▶ [WHAT THE TASK REQUIRES]
Scanning the entries below, copy every line that contains the word "user".

(Data entries)
Start of Block

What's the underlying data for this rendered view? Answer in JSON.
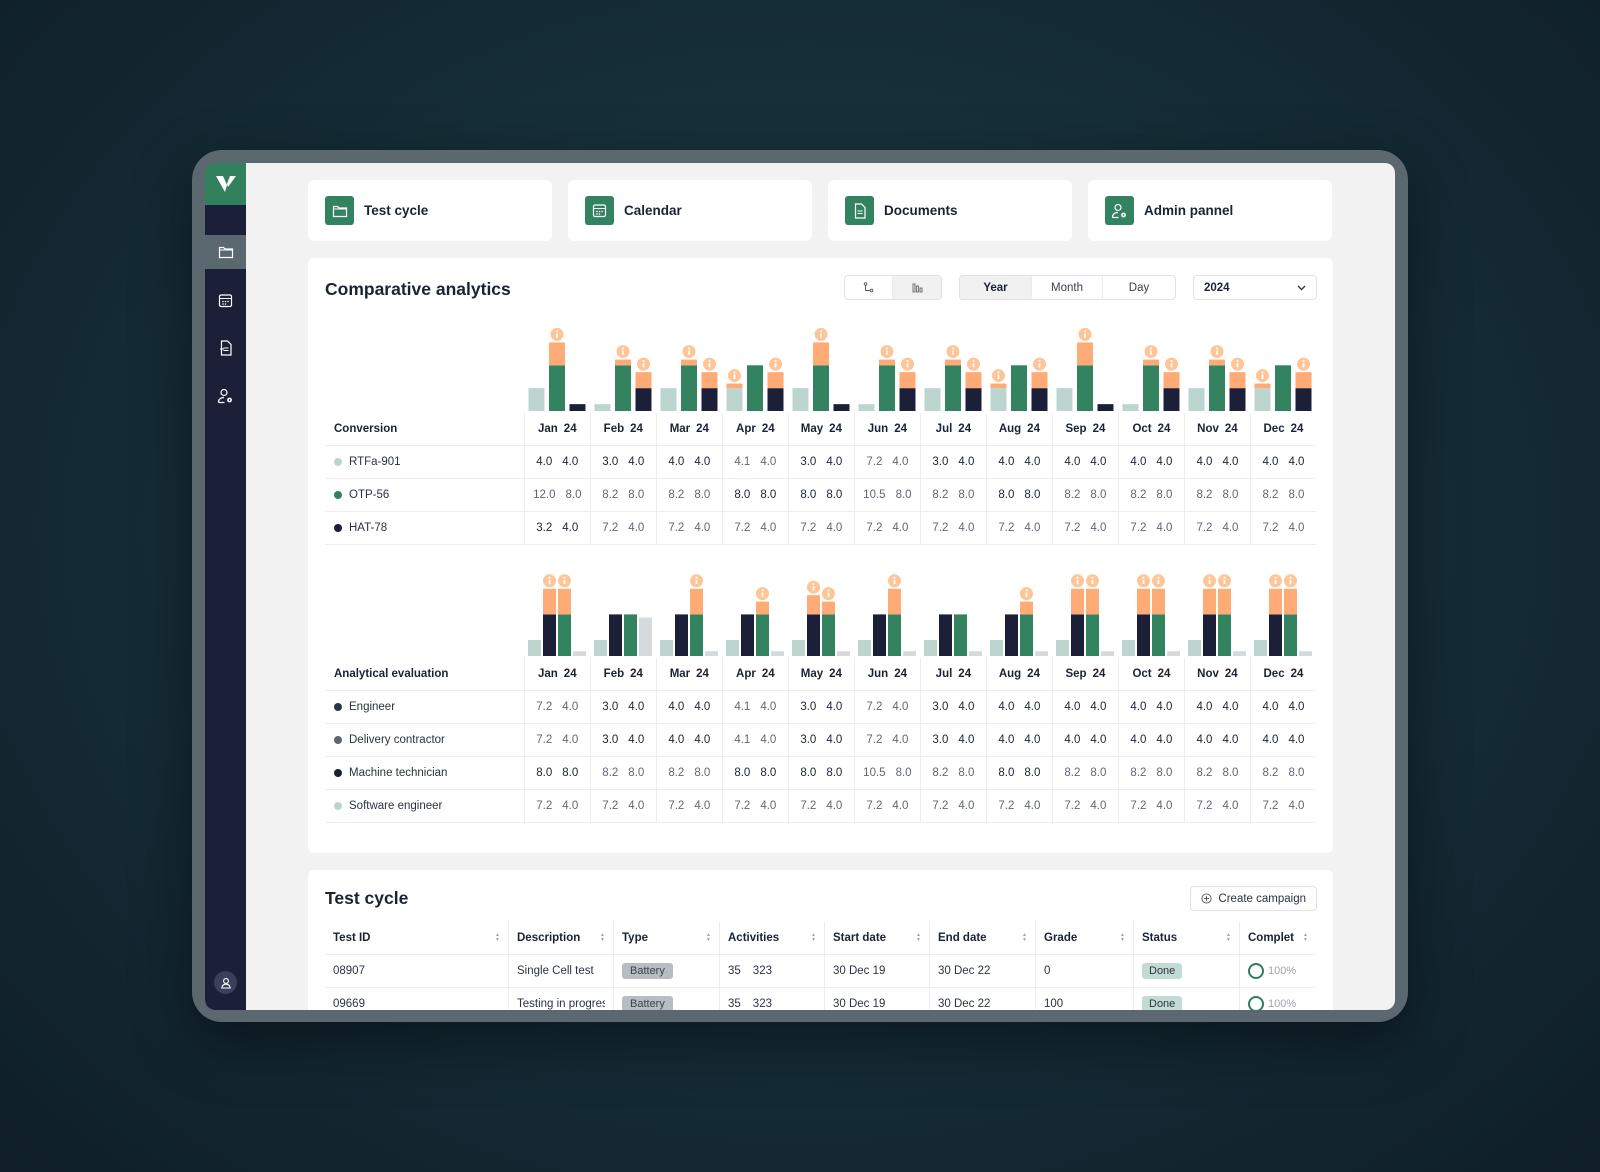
{
  "sidebar": {
    "logo": "logo-icon",
    "items": [
      {
        "name": "test-cycle",
        "icon": "folder-icon",
        "active": true
      },
      {
        "name": "calendar",
        "icon": "calendar-icon",
        "active": false
      },
      {
        "name": "documents",
        "icon": "document-icon",
        "active": false
      },
      {
        "name": "admin",
        "icon": "user-gear-icon",
        "active": false
      }
    ],
    "avatar": "user-icon"
  },
  "cards": [
    {
      "label": "Test cycle",
      "icon": "folder-icon"
    },
    {
      "label": "Calendar",
      "icon": "calendar-icon"
    },
    {
      "label": "Documents",
      "icon": "document-icon"
    },
    {
      "label": "Admin pannel",
      "icon": "user-gear-icon"
    }
  ],
  "analytics": {
    "title": "Comparative analytics",
    "view_toggle": [
      "line-chart-icon",
      "bar-chart-icon"
    ],
    "view_selected": 1,
    "periods": [
      "Year",
      "Month",
      "Day"
    ],
    "period_selected": "Year",
    "year_select": "2024",
    "months": [
      "Jan",
      "Feb",
      "Mar",
      "Apr",
      "May",
      "Jun",
      "Jul",
      "Aug",
      "Sep",
      "Oct",
      "Nov",
      "Dec"
    ],
    "year_suffix": "24",
    "colors": {
      "light": "#bcd6cf",
      "green": "#348360",
      "navy": "#1b1f38",
      "orange": "#ffab76",
      "grey": "#d7dadc",
      "pale": "#eef1f1"
    },
    "conversion": {
      "heading": "Conversion",
      "rows": [
        {
          "label": "RTFa-901",
          "color": "#bcd6cf",
          "values": [
            [
              "4.0",
              "4.0"
            ],
            [
              "3.0",
              "4.0"
            ],
            [
              "4.0",
              "4.0"
            ],
            [
              "4.1",
              "4.0"
            ],
            [
              "3.0",
              "4.0"
            ],
            [
              "7.2",
              "4.0"
            ],
            [
              "3.0",
              "4.0"
            ],
            [
              "4.0",
              "4.0"
            ],
            [
              "4.0",
              "4.0"
            ],
            [
              "4.0",
              "4.0"
            ],
            [
              "4.0",
              "4.0"
            ],
            [
              "4.0",
              "4.0"
            ]
          ]
        },
        {
          "label": "OTP-56",
          "color": "#348360",
          "values": [
            [
              "12.0",
              "8.0"
            ],
            [
              "8.2",
              "8.0"
            ],
            [
              "8.2",
              "8.0"
            ],
            [
              "8.0",
              "8.0"
            ],
            [
              "8.0",
              "8.0"
            ],
            [
              "10.5",
              "8.0"
            ],
            [
              "8.2",
              "8.0"
            ],
            [
              "8.0",
              "8.0"
            ],
            [
              "8.2",
              "8.0"
            ],
            [
              "8.2",
              "8.0"
            ],
            [
              "8.2",
              "8.0"
            ],
            [
              "8.2",
              "8.0"
            ]
          ]
        },
        {
          "label": "HAT-78",
          "color": "#1b1f38",
          "values": [
            [
              "3.2",
              "4.0"
            ],
            [
              "7.2",
              "4.0"
            ],
            [
              "7.2",
              "4.0"
            ],
            [
              "7.2",
              "4.0"
            ],
            [
              "7.2",
              "4.0"
            ],
            [
              "7.2",
              "4.0"
            ],
            [
              "7.2",
              "4.0"
            ],
            [
              "7.2",
              "4.0"
            ],
            [
              "7.2",
              "4.0"
            ],
            [
              "7.2",
              "4.0"
            ],
            [
              "7.2",
              "4.0"
            ],
            [
              "7.2",
              "4.0"
            ]
          ]
        }
      ]
    },
    "evaluation": {
      "heading": "Analytical evaluation",
      "rows": [
        {
          "label": "Engineer",
          "color": "#2b3546",
          "values": [
            [
              "7.2",
              "4.0"
            ],
            [
              "3.0",
              "4.0"
            ],
            [
              "4.0",
              "4.0"
            ],
            [
              "4.1",
              "4.0"
            ],
            [
              "3.0",
              "4.0"
            ],
            [
              "7.2",
              "4.0"
            ],
            [
              "3.0",
              "4.0"
            ],
            [
              "4.0",
              "4.0"
            ],
            [
              "4.0",
              "4.0"
            ],
            [
              "4.0",
              "4.0"
            ],
            [
              "4.0",
              "4.0"
            ],
            [
              "4.0",
              "4.0"
            ]
          ]
        },
        {
          "label": "Delivery contractor",
          "color": "#5f656f",
          "values": [
            [
              "7.2",
              "4.0"
            ],
            [
              "3.0",
              "4.0"
            ],
            [
              "4.0",
              "4.0"
            ],
            [
              "4.1",
              "4.0"
            ],
            [
              "3.0",
              "4.0"
            ],
            [
              "7.2",
              "4.0"
            ],
            [
              "3.0",
              "4.0"
            ],
            [
              "4.0",
              "4.0"
            ],
            [
              "4.0",
              "4.0"
            ],
            [
              "4.0",
              "4.0"
            ],
            [
              "4.0",
              "4.0"
            ],
            [
              "4.0",
              "4.0"
            ]
          ]
        },
        {
          "label": "Machine technician",
          "color": "#1b1f38",
          "values": [
            [
              "8.0",
              "8.0"
            ],
            [
              "8.2",
              "8.0"
            ],
            [
              "8.2",
              "8.0"
            ],
            [
              "8.0",
              "8.0"
            ],
            [
              "8.0",
              "8.0"
            ],
            [
              "10.5",
              "8.0"
            ],
            [
              "8.2",
              "8.0"
            ],
            [
              "8.0",
              "8.0"
            ],
            [
              "8.2",
              "8.0"
            ],
            [
              "8.2",
              "8.0"
            ],
            [
              "8.2",
              "8.0"
            ],
            [
              "8.2",
              "8.0"
            ]
          ]
        },
        {
          "label": "Software engineer",
          "color": "#bcd6cf",
          "values": [
            [
              "7.2",
              "4.0"
            ],
            [
              "7.2",
              "4.0"
            ],
            [
              "7.2",
              "4.0"
            ],
            [
              "7.2",
              "4.0"
            ],
            [
              "7.2",
              "4.0"
            ],
            [
              "7.2",
              "4.0"
            ],
            [
              "7.2",
              "4.0"
            ],
            [
              "7.2",
              "4.0"
            ],
            [
              "7.2",
              "4.0"
            ],
            [
              "7.2",
              "4.0"
            ],
            [
              "7.2",
              "4.0"
            ],
            [
              "7.2",
              "4.0"
            ]
          ]
        }
      ]
    }
  },
  "chart_data": [
    {
      "type": "bar",
      "title": "Conversion",
      "categories": [
        "Jan 24",
        "Feb 24",
        "Mar 24",
        "Apr 24",
        "May 24",
        "Jun 24",
        "Jul 24",
        "Aug 24",
        "Sep 24",
        "Oct 24",
        "Nov 24",
        "Dec 24"
      ],
      "series": [
        {
          "name": "RTFa-901",
          "color": "#bcd6cf",
          "values": [
            2,
            0.6,
            2,
            2,
            2,
            0.6,
            2,
            2,
            2,
            0.6,
            2,
            2
          ],
          "alert": [
            0,
            0,
            0,
            0.4,
            0,
            0,
            0,
            0.4,
            0,
            0,
            0,
            0.4
          ]
        },
        {
          "name": "OTP-56",
          "color": "#348360",
          "values": [
            4,
            4,
            4,
            4,
            4,
            4,
            4,
            4,
            4,
            4,
            4,
            4
          ],
          "alert": [
            2,
            0.5,
            0.5,
            0,
            2,
            0.5,
            0.5,
            0,
            2,
            0.5,
            0.5,
            0
          ]
        },
        {
          "name": "HAT-78",
          "color": "#1b1f38",
          "values": [
            0.6,
            2,
            2,
            2,
            0.6,
            2,
            2,
            2,
            0.6,
            2,
            2,
            2
          ],
          "alert": [
            0,
            1.4,
            1.4,
            1.4,
            0,
            1.4,
            1.4,
            1.4,
            0,
            1.4,
            1.4,
            1.4
          ]
        }
      ],
      "alert_color": "#ffab76",
      "ylim": [
        0,
        7
      ]
    },
    {
      "type": "bar",
      "title": "Analytical evaluation",
      "categories": [
        "Jan 24",
        "Feb 24",
        "Mar 24",
        "Apr 24",
        "May 24",
        "Jun 24",
        "Jul 24",
        "Aug 24",
        "Sep 24",
        "Oct 24",
        "Nov 24",
        "Dec 24"
      ],
      "series": [
        {
          "name": "Software engineer",
          "color": "#bcd6cf",
          "values": [
            1,
            1,
            1,
            1,
            1,
            1,
            1,
            1,
            1,
            1,
            1,
            1
          ],
          "alert": [
            0,
            0,
            0,
            0,
            0,
            0,
            0,
            0,
            0,
            0,
            0,
            0
          ]
        },
        {
          "name": "Machine technician",
          "color": "#1b1f38",
          "values": [
            2.6,
            2.6,
            2.6,
            2.6,
            2.6,
            2.6,
            2.6,
            2.6,
            2.6,
            2.6,
            2.6,
            2.6
          ],
          "alert": [
            1.6,
            0,
            0,
            0,
            1.2,
            0,
            0,
            0,
            1.6,
            1.6,
            1.6,
            1.6
          ]
        },
        {
          "name": "Engineer",
          "color": "#348360",
          "values": [
            2.6,
            2.6,
            2.6,
            2.6,
            2.6,
            2.6,
            2.6,
            2.6,
            2.6,
            2.6,
            2.6,
            2.6
          ],
          "alert": [
            1.6,
            0,
            1.6,
            0.8,
            0.8,
            1.6,
            0,
            0.8,
            1.6,
            1.6,
            1.6,
            1.6
          ]
        },
        {
          "name": "Delivery contractor",
          "color": "#d7dadc",
          "values": [
            0.3,
            2.4,
            0.3,
            0.3,
            0.3,
            0.3,
            0.3,
            0.3,
            0.3,
            0.3,
            0.3,
            0.3
          ],
          "alert": [
            0,
            0,
            0,
            0,
            0,
            0,
            0,
            0,
            0,
            0,
            0,
            0
          ]
        }
      ],
      "alert_color": "#ffab76",
      "ylim": [
        0,
        5
      ]
    }
  ],
  "testcycle": {
    "title": "Test cycle",
    "create_label": "Create campaign",
    "columns": [
      "Test ID",
      "Description",
      "Type",
      "Activities",
      "Start date",
      "End date",
      "Grade",
      "Status",
      "Complet"
    ],
    "rows": [
      {
        "id": "08907",
        "description": "Single Cell test",
        "type": "Battery",
        "activities": [
          "35",
          "323"
        ],
        "start": "30 Dec 19",
        "end": "30 Dec 22",
        "grade": "0",
        "status": "Done",
        "complete": "100%"
      },
      {
        "id": "09669",
        "description": "Testing in progress",
        "type": "Battery",
        "activities": [
          "35",
          "323"
        ],
        "start": "30 Dec 19",
        "end": "30 Dec 22",
        "grade": "100",
        "status": "Done",
        "complete": "100%"
      }
    ]
  }
}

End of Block

▶ [EXPECTED ANSWER]
        "icon": "user-gear-icon",
    "avatar": "user-icon"
      "icon": "user-gear-icon"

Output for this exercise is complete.